====== DATA FOR REVIEW ======
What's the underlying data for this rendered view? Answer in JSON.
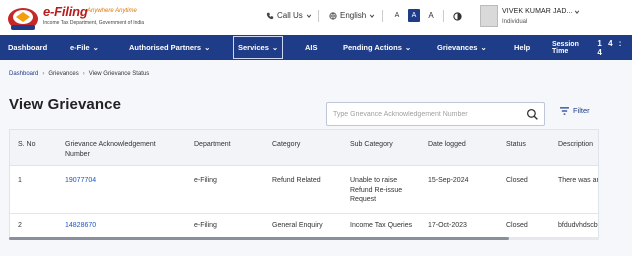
{
  "header": {
    "logo_title": "e-Filing",
    "logo_tagline": "Anywhere Anytime",
    "logo_subtitle": "Income Tax Department, Government of India",
    "call_us": "Call Us",
    "language": "English",
    "font_small": "A",
    "font_normal": "A",
    "font_large": "A",
    "user_name": "VIVEK KUMAR JAD...",
    "user_role": "Individual"
  },
  "nav": {
    "items": [
      {
        "label": "Dashboard"
      },
      {
        "label": "e-File"
      },
      {
        "label": "Authorised Partners"
      },
      {
        "label": "Services"
      },
      {
        "label": "AIS"
      },
      {
        "label": "Pending Actions"
      },
      {
        "label": "Grievances"
      },
      {
        "label": "Help"
      }
    ],
    "session_label": "Session Time",
    "session_digits": "1 4 : 4"
  },
  "breadcrumb": [
    "Dashboard",
    "Grievances",
    "View Grievance Status"
  ],
  "page_title": "View Grievance",
  "search": {
    "placeholder": "Type Grievance Acknowledgement Number"
  },
  "filter_label": "Filter",
  "table": {
    "columns": [
      "S. No",
      "Grievance Acknowledgement Number",
      "Department",
      "Category",
      "Sub Category",
      "Date logged",
      "Status",
      "Description"
    ],
    "rows": [
      {
        "sno": "1",
        "ack": "19077704",
        "department": "e-Filing",
        "category": "Refund Related",
        "sub_category": "Unable to raise Refund Re-issue Request",
        "date": "15-Sep-2024",
        "status": "Closed",
        "description": "There was an"
      },
      {
        "sno": "2",
        "ack": "14828670",
        "department": "e-Filing",
        "category": "General Enquiry",
        "sub_category": "Income Tax Queries",
        "date": "17-Oct-2023",
        "status": "Closed",
        "description": "bfdudvhdscbv"
      }
    ]
  },
  "colors": {
    "nav": "#1f3c88",
    "link": "#1a56c4",
    "brand_red": "#b71c1c"
  }
}
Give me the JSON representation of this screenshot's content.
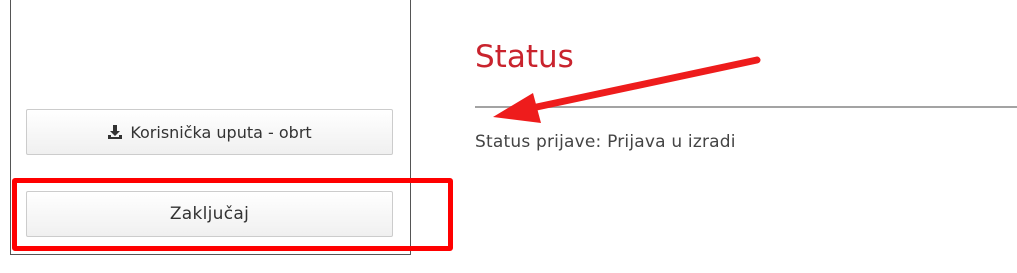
{
  "left_panel": {
    "manual_button": {
      "label": "Korisnička uputa - obrt",
      "icon": "download-icon"
    },
    "lock_button": {
      "label": "Zaključaj"
    }
  },
  "status_section": {
    "title": "Status",
    "status_label": "Status prijave: Prijava u izradi"
  },
  "annotations": {
    "highlight_color": "#ff0000",
    "arrow_color": "#ee1c1c"
  },
  "colors": {
    "title": "#c9232d",
    "rule": "#a3a3a3",
    "text": "#444444"
  }
}
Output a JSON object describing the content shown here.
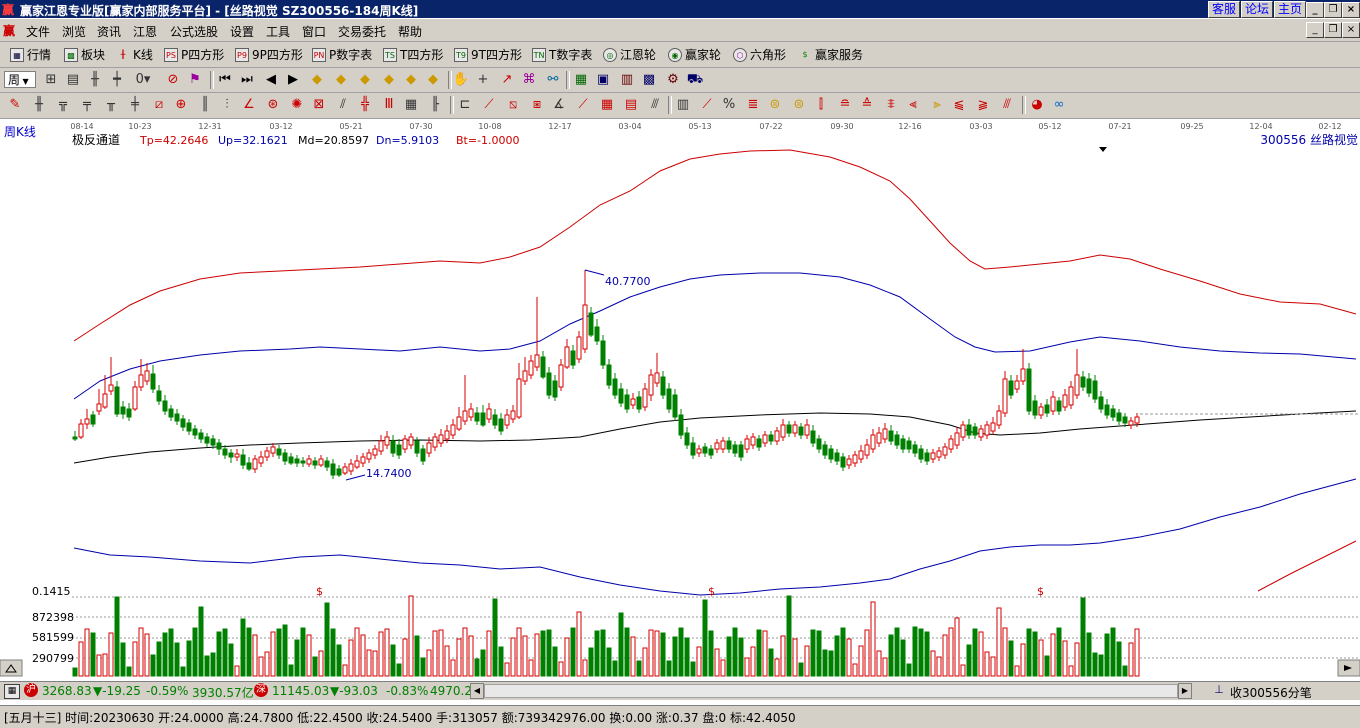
{
  "window": {
    "title": "赢家江恩专业版[赢家内部服务平台] - [丝路视觉  SZ300556-184周K线]",
    "right_buttons": [
      "客服",
      "论坛",
      "主页"
    ]
  },
  "menu": {
    "logo": "赢",
    "items": [
      "文件",
      "浏览",
      "资讯",
      "江恩",
      "公式选股",
      "设置",
      "工具",
      "窗口",
      "交易委托",
      "帮助"
    ]
  },
  "toolbar1": {
    "items": [
      {
        "label": "行情",
        "icon": "grid-icon"
      },
      {
        "label": "板块",
        "icon": "blocks-icon"
      },
      {
        "label": "K线",
        "icon": "kline-icon"
      },
      {
        "label": "P四方形",
        "icon": "ps-icon",
        "tag": "PS"
      },
      {
        "label": "9P四方形",
        "icon": "p9-icon",
        "tag": "P9"
      },
      {
        "label": "P数字表",
        "icon": "pn-icon",
        "tag": "PN"
      },
      {
        "label": "T四方形",
        "icon": "ts-icon",
        "tag": "TS"
      },
      {
        "label": "9T四方形",
        "icon": "t9-icon",
        "tag": "T9"
      },
      {
        "label": "T数字表",
        "icon": "tn-icon",
        "tag": "TN"
      },
      {
        "label": "江恩轮",
        "icon": "gann-wheel-icon"
      },
      {
        "label": "赢家轮",
        "icon": "winner-wheel-icon"
      },
      {
        "label": "六角形",
        "icon": "hexagon-icon"
      },
      {
        "label": "赢家服务",
        "icon": "dollar-icon"
      }
    ]
  },
  "toolbar2": {
    "period_label": "周"
  },
  "chart_header": {
    "period": "周K线",
    "indicator": "极反通道",
    "tp": "Tp=42.2646",
    "up": "Up=32.1621",
    "md": "Md=20.8597",
    "dn": "Dn=5.9103",
    "bt": "Bt=-1.0000",
    "stock": "300556  丝路视觉"
  },
  "chart_data": {
    "type": "candlestick",
    "x_tick_labels": [
      "08-14",
      "10-23",
      "12-31",
      "03-12",
      "05-21",
      "07-30",
      "10-08",
      "12-17",
      "03-04",
      "05-13",
      "07-22",
      "09-30",
      "12-16",
      "03-03",
      "05-12",
      "07-21",
      "09-25",
      "12-04",
      "02-12"
    ],
    "annotations": {
      "high": "40.7700",
      "low": "14.7400"
    },
    "volume_axis_labels": [
      "0.1415",
      "872398",
      "581599",
      "290799"
    ],
    "volume_markers": [
      "$",
      "$",
      "$"
    ],
    "colors": {
      "up": "#d40000",
      "down": "#008000",
      "upper_band": "#cc0000",
      "mid_band": "#0000aa",
      "md_line": "#000000"
    }
  },
  "market": {
    "sh_tag": "沪",
    "sh_index": "3268.83",
    "sh_change": "▼-19.25",
    "sh_pct": "-0.59%",
    "sh_amount": "3930.57亿",
    "sz_tag": "深",
    "sz_index": "11145.03",
    "sz_change": "▼-93.03",
    "sz_pct": "-0.83%",
    "sz_amount": "4970.2",
    "right_text": "收300556分笔"
  },
  "status": {
    "text": "[五月十三] 时间:20230630 开:24.0000 高:24.7800 低:22.4500 收:24.5400 手:313057 额:739342976.00 换:0.00 涨:0.37 盘:0 标:42.4050"
  }
}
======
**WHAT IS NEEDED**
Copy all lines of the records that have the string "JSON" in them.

**RESULT**
What's the underlying data for this rendered view? Answer in JSON.
Give me the JSON representation of this screenshot's content.
Output a JSON object describing the content shown here.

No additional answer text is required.